I have written previously in this series about the Atari Dig (D) and how it didn't just contain E.T cartridges but many other perceived better games as well.
E.T always seems to consistently make the 'TOP 10 WORST VIDEO GAMES EVER' and I think that is only because it's a high profile flop of a game.
There is definitely 10 crapper games out there than ET!
Funnily enough though, Steven Spielberg reportedly flagged the idea of the E.T game as being crap at its outset and he felt a Pac Man type game would have been better.,....maybe he had a point (you can't argue with Boom Blox guy!)
The bottom line is Atari was being badly run and the market was over saturated with rubbish so lets stop blaming poor old E.T for everything, let's give Howard and the alien a break!
Did You Know?
"In 1984 Softline readers named the game the second-worst Atari video game of 1983. But did you also know it received some positive reviews too such as from an 'The Miami Herald' who described it as 'a difficult game to learn to play, but worth dedicating the time to'
I like Howard Kershaw's take on the whole 'E.T Debacle' and I think it's only right that Howard has the last word.
"People worry I might be sensitive about the ET debacle, but the fact is I'm always happy to discuss it. After all, it was the fastest game ever done, it was a million seller, and of the thousands of 2600 games, how many others are still a topic?

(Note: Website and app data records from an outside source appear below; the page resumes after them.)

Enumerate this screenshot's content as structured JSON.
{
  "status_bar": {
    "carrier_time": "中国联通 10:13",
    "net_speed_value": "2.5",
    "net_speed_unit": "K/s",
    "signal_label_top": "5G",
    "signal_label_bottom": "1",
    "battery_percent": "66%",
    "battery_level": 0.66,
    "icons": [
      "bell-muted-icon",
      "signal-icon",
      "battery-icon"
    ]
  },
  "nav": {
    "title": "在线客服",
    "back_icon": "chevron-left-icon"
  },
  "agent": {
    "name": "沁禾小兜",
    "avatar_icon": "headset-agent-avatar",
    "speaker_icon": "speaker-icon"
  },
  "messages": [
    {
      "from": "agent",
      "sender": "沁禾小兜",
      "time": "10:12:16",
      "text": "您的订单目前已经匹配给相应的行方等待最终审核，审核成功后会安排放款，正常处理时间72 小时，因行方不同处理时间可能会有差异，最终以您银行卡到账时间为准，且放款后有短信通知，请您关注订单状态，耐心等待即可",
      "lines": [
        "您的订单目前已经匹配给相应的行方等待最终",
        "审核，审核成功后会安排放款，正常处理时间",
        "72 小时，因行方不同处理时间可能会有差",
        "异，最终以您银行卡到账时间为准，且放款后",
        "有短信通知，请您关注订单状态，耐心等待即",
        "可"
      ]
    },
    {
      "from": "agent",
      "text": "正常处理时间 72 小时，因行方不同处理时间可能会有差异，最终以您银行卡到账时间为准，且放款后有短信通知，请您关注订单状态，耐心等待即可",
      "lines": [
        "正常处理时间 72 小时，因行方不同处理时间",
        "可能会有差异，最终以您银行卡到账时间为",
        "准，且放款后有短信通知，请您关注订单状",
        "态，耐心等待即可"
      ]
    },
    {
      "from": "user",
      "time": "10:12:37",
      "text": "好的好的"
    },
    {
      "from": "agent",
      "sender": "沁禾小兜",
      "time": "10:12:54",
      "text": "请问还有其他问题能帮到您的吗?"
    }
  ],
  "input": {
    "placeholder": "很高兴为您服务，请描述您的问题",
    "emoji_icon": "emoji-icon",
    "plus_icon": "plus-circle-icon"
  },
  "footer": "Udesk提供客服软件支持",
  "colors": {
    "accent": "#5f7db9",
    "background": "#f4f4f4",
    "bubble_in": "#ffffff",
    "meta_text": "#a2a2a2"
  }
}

Another thing I like to think about is having done ET (consistently rated among the worst games of all time) and Yars' Revenge (consistently rated as one of the best) I figure I have the unique distinction of having the greatest range of any game designer in history."
Howard Scott Warshaw on E. T. 's reception - Taken From Wikipedia